Jennifer Hogan, Lead Learning Partner
When I talk with new administrators about the challenges of being a school leader, one of the topics we discuss is the balancing act of leadership. Sometimes as leaders we “walk a tightrope,” where sometimes we misstep and sometimes we glide effortlessly. Today I want to share some of the situations where leaders must find balance, and I would love for you to share other situations (perhaps some that you yourself have faced) in the comments.
Sometimes school leaders act as shields for teachers. They listen to complaints or concerns from parents and/or students, and they realize that they should gently nudge the student or parent to the teacher to address a situation head-on. Sometimes school leaders listen to the venting of a parent or student, and they never share the comments with the teacher. But, at a certain tipping point, the school leader will address the comments with the teacher. Part of being effective is knowing at what point a comment or complaint should be shared.
Another balancing act is in the area of professional learning. Most leaders I know are lifelong learners who embrace the opportunities to learn. Part of the responsibility of the leader is to encourage and model professional learning, but if “too much, too soon” is faced by teachers, there can be a resistance to the opportunity to learn. There has to be a balance between enough learning to enhance professional growth with not so much that the teacher feels overwhelmed. It can feel like a no-win situation at times, especially for new leaders.
Another situation that requires balance is time management. The lives of school leaders can become so engrossed with serving others that they don’t serve themselves.

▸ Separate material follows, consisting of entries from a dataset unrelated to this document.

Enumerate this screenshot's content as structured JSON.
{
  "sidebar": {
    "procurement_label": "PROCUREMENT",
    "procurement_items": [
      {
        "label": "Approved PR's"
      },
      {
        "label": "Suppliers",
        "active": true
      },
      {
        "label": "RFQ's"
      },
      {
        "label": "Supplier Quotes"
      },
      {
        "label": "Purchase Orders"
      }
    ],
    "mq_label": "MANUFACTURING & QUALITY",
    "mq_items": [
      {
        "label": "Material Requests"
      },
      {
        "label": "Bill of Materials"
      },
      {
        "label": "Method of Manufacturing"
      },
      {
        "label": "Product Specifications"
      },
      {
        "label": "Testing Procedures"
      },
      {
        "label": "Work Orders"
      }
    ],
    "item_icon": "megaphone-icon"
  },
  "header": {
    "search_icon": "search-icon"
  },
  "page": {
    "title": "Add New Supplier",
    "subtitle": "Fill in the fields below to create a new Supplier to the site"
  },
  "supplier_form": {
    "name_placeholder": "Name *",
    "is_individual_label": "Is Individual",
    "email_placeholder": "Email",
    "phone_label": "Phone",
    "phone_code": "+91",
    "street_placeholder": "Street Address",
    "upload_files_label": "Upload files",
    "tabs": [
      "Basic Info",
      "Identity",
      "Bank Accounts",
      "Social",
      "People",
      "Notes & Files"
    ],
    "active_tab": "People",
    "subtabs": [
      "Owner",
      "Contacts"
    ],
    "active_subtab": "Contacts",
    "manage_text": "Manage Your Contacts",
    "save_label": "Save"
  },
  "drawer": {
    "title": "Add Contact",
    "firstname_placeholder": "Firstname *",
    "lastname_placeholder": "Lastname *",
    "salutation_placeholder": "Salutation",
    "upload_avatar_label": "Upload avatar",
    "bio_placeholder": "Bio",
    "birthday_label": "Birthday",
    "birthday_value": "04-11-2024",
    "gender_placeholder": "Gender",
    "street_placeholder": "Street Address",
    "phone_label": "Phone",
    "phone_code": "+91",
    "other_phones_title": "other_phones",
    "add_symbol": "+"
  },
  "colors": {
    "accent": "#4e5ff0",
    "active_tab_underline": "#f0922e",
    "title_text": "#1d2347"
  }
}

Also, school leaders can sometimes neglect their own families because of the needs of their students and staff. Workloads can be overwhelming, communication responsibilities can overflow, and taking time to exercise can become a ghost of the past. School leaders must balance their own needs and their families’ needs with the needs of their school community. They must delegate and trust in others to assist them and share the load. Without a support system, school leaders will tip the scales in an unhealthy direction, both physically and emotionally.
Balance does not mean all things equal. It means doing what’s necessary and doing it well. It means allowing others to share the load. It means understanding one’s beliefs and values and acting in a way that honors those values. It can be one of the highest hurdles for a new administrator to get over. Sometimes it can even be such a high hurdle that turns new administrators back to the classroom.
Can you relate to this post? If you’re an administrator, how do you walk the tightrope?